'The youth are trapped in poverty' - Zakes Bantwini to meet Tito Mboweni

Zakes Bantwini says his meeting with finance minister Tito Mboweni is a matter of public interest.
Zakes Bantwini says his meeting with finance minister Tito Mboweni is a matter of public interest.
Image: Jessica Levitt

Singer Zakes Bantwini says his meeting with finance minister Tito Mboweni will address issues affecting the youth, including the impact of Covid-19, unemployment and debt.

The musician trended on Twitter at the weekend after he reached out to Mboweni and asked for his time to address matters which are “of public interest”.

Scores backed Zakes, with the minister eventually agreeing to a meeting scheduled for Saturday.

His calls come after a Stats SA report last week revealed that 2.2 million South Africans had lost their jobs during the height of the lockdown. 

Speaking to TshisaLIVE on Monday, Zakes said support from the public proved that South Africans can unite behind a common goal.
 

“I was very happy to see the response on Twitter. I have a group of fans on WhatsApp called the ghetto family. That group has more than 200 people in it. I called on them first for support and when the public joined the cause, that made me happy, because it says we can unite about things that affect us all.

“It’s not true that we not support each other, we just don't participate in things that don't represent us,” he said.

Zakes said while he no longer identifies as a young person, he is all too familiar with the plight of young, black South Africans from his hometown of KwaMashu, Durban, and his employees, who are all younger than 28 years old. 
 

“It's the smallest things that one may not pay attention to, but they actually stagnate the youth. Take, for example, the issue of black tax. One person has to take care of their family before they can focus on themselves, and this will not end in this system which traps people into poverty.”

He said some are unable to be fully productive at work because they live too far away from their workplace. Zakes said this is not by coincidence.

“It hardly happens that everyone in the same household is successful, it tells you that it is systematic. It has to do with apartheid policies,” he said.

Zakes said he received some backlash from people who did not understand what he was trying to achieve. He said it is important for young people to understand that they can also ask for meetings with public servants about issues they are unhappy about.

“I received backlash from people saying I wanted special treatment, not knowing that this thing is enshrined in the constitution. What is wrong with meeting people? I encourage young people to understand that they can meet anyone they want to meet.”
 

He said this right is not only exclusive to celebrities.

“In SA people are calling out celebrities for being silent about burning issues, but they don't understand that they can take a stand as well,” he said.

The singer said he would share the outcomes of the meeting on Twitter. He emphasised that his meeting is only a start and that more work still lies ahead.

“This is not over by a long shot. If young people think I will come out of there with the answers they are looking for, that will not happen yet. This is very little action in the grand scheme of things,” he said.

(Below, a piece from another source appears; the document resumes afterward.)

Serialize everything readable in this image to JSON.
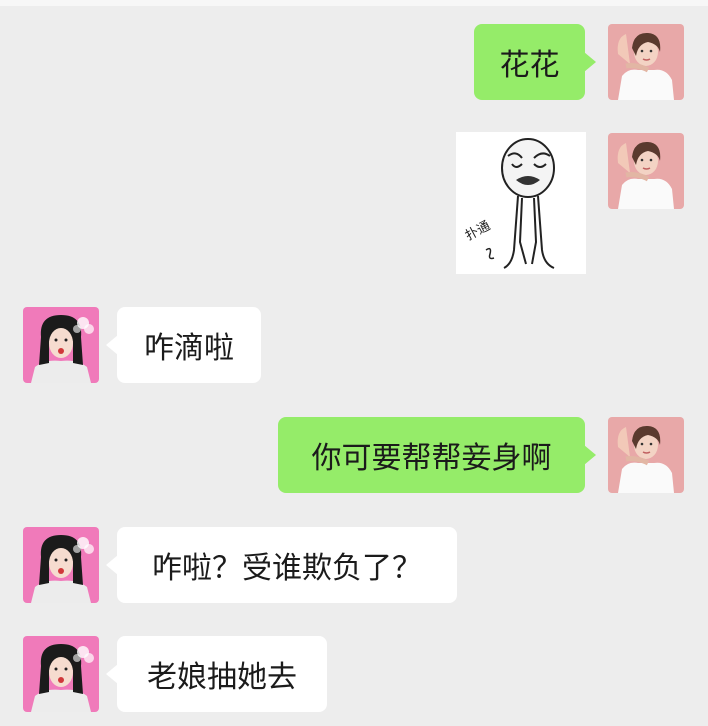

Would you like to comment on this article or view other readers' comments? Register (it’s quick and free) or sign in now.

Speech Bubbles

Please read our Comment Policy before commenting.

X